━━ The records ━━

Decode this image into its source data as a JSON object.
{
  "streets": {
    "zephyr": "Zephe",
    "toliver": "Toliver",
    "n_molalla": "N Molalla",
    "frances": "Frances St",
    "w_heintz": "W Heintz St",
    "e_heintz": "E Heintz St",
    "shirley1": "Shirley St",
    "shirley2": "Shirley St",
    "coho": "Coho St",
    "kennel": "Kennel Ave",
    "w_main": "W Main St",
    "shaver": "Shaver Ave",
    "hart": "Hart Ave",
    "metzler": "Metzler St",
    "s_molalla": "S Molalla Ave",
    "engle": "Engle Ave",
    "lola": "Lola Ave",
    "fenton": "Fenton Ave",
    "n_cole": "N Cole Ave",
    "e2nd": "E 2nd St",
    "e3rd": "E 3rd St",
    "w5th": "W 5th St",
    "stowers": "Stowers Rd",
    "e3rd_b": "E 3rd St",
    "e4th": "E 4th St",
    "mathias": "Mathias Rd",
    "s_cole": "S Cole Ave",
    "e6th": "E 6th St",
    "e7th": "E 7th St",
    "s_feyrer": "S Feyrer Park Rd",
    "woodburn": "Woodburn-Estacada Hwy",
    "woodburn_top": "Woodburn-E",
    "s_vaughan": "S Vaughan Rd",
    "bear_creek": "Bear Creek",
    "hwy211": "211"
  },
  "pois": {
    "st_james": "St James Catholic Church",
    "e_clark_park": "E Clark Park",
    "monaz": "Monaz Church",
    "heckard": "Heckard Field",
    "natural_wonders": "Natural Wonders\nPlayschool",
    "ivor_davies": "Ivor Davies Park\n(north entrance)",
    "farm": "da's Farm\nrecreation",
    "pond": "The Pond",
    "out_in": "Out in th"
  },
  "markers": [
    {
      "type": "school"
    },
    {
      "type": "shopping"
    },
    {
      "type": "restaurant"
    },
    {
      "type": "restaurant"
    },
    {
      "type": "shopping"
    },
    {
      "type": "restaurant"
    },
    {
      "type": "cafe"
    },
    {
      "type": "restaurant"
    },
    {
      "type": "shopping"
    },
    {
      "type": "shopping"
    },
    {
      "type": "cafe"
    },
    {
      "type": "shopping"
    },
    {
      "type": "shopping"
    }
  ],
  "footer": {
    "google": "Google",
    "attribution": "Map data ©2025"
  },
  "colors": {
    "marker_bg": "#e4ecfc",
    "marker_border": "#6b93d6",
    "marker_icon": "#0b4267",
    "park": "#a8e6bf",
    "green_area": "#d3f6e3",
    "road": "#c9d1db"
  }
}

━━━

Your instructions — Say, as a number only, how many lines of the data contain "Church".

Result of this task — 2